→ WORK INSTRUCTIONS:
Return, from the material below, each line in which "Select" occurs.

______________________________

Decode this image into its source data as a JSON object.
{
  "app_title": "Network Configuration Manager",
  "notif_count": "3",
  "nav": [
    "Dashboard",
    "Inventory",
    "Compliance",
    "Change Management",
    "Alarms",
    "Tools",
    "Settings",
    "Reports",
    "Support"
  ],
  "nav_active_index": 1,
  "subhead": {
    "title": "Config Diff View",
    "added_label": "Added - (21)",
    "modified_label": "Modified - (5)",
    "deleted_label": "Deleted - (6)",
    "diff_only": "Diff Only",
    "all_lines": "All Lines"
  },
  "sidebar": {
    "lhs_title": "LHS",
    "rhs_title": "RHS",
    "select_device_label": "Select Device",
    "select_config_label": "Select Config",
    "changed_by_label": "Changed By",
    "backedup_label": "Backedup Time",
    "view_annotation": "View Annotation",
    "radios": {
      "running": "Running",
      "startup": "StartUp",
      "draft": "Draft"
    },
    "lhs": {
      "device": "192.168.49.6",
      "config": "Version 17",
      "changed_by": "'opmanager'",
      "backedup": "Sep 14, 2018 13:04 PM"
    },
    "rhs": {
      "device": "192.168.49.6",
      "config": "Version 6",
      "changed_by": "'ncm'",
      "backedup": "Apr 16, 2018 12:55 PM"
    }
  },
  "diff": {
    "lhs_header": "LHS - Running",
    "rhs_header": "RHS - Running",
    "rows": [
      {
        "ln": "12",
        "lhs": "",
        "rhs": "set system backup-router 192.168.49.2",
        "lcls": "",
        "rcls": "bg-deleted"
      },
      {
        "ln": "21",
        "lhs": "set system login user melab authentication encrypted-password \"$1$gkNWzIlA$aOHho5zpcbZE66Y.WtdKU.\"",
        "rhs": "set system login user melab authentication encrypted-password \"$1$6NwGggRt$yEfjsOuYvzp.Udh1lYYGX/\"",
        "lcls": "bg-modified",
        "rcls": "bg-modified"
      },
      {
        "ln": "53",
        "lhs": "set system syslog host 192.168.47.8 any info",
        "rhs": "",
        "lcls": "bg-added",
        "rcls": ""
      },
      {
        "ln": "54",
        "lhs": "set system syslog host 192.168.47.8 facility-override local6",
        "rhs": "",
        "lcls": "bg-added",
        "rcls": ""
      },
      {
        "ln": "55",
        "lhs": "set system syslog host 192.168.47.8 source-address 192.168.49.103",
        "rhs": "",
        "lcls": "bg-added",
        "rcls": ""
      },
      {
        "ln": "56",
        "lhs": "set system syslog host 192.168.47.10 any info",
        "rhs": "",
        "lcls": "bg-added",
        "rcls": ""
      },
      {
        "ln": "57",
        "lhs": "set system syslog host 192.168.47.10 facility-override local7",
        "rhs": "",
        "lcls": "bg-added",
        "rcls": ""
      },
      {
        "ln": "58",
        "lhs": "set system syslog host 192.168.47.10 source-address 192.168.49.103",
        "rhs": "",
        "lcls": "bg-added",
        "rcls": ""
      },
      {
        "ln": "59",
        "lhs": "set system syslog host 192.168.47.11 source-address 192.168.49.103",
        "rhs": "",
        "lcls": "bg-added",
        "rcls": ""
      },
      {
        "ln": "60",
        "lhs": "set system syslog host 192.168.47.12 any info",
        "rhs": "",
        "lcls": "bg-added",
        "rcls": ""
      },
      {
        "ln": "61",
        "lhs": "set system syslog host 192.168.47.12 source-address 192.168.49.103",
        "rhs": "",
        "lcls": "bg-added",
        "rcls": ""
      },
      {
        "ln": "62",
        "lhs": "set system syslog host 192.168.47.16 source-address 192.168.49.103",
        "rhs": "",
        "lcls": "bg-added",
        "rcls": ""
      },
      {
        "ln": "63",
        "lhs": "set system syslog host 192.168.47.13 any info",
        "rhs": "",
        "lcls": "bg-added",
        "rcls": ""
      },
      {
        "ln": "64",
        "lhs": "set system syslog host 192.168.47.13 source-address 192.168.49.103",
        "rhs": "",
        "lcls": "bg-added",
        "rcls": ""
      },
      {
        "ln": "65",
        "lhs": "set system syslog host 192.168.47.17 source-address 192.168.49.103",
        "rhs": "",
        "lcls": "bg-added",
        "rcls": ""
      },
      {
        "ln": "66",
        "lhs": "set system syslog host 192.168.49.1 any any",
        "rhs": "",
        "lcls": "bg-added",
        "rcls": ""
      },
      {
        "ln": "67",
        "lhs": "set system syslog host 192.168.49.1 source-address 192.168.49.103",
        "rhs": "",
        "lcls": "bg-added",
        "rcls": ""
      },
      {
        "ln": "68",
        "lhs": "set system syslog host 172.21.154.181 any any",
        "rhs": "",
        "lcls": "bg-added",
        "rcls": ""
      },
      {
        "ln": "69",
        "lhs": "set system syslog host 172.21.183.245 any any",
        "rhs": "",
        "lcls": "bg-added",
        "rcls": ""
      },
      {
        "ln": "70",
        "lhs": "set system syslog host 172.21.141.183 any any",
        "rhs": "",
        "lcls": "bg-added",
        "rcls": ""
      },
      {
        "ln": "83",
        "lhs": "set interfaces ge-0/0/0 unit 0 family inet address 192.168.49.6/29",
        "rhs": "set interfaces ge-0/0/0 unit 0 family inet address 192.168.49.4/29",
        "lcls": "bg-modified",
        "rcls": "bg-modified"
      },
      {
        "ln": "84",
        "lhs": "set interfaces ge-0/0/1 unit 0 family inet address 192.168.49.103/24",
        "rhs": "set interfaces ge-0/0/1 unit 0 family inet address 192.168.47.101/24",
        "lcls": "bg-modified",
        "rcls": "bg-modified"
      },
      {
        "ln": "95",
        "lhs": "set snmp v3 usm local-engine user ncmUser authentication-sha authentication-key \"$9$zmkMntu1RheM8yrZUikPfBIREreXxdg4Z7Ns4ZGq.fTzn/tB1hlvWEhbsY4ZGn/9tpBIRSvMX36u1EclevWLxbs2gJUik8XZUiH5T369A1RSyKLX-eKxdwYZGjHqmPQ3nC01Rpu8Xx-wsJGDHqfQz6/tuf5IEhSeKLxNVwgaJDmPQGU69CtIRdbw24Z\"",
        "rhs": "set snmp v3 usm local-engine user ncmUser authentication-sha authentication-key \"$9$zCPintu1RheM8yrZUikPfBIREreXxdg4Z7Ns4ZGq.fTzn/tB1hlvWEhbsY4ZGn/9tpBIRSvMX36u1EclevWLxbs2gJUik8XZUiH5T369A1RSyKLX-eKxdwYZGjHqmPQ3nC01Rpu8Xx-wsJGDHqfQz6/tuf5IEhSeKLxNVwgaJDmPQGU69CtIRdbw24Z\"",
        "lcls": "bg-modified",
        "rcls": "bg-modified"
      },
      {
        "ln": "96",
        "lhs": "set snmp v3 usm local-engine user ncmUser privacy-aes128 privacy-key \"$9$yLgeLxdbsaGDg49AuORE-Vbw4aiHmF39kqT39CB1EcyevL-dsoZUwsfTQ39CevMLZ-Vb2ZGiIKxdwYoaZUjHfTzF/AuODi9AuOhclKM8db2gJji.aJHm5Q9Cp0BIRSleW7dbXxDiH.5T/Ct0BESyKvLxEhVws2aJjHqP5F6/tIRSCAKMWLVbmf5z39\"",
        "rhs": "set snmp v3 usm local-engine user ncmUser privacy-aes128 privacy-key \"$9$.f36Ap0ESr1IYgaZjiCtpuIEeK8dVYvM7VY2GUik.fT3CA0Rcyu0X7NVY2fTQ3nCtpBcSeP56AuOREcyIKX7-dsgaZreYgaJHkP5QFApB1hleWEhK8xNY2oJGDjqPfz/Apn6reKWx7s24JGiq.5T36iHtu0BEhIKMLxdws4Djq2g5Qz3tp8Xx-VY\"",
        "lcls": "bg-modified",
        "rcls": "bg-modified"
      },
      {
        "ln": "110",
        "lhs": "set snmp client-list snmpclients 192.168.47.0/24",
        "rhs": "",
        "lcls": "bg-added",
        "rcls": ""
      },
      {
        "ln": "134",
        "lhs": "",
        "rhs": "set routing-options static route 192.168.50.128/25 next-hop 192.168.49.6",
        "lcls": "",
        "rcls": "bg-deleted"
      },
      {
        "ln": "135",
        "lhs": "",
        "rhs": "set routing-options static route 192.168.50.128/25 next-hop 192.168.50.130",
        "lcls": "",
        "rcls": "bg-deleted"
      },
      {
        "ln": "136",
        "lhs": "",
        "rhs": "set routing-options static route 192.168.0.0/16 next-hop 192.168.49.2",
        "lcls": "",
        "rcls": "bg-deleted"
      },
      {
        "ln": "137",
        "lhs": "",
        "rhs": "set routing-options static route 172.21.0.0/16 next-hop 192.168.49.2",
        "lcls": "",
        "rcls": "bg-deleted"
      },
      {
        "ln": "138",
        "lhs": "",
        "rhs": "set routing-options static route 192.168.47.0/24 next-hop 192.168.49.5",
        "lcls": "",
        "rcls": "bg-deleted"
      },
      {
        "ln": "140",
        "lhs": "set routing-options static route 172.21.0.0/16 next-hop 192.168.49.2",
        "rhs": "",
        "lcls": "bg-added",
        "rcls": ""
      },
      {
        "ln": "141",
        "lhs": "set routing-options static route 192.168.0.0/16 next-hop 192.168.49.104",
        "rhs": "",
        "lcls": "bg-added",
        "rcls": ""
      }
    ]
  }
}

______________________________

→ COMPLETED EXERCISE:
    "select_device_label": "Select Device",
    "select_config_label": "Select Config",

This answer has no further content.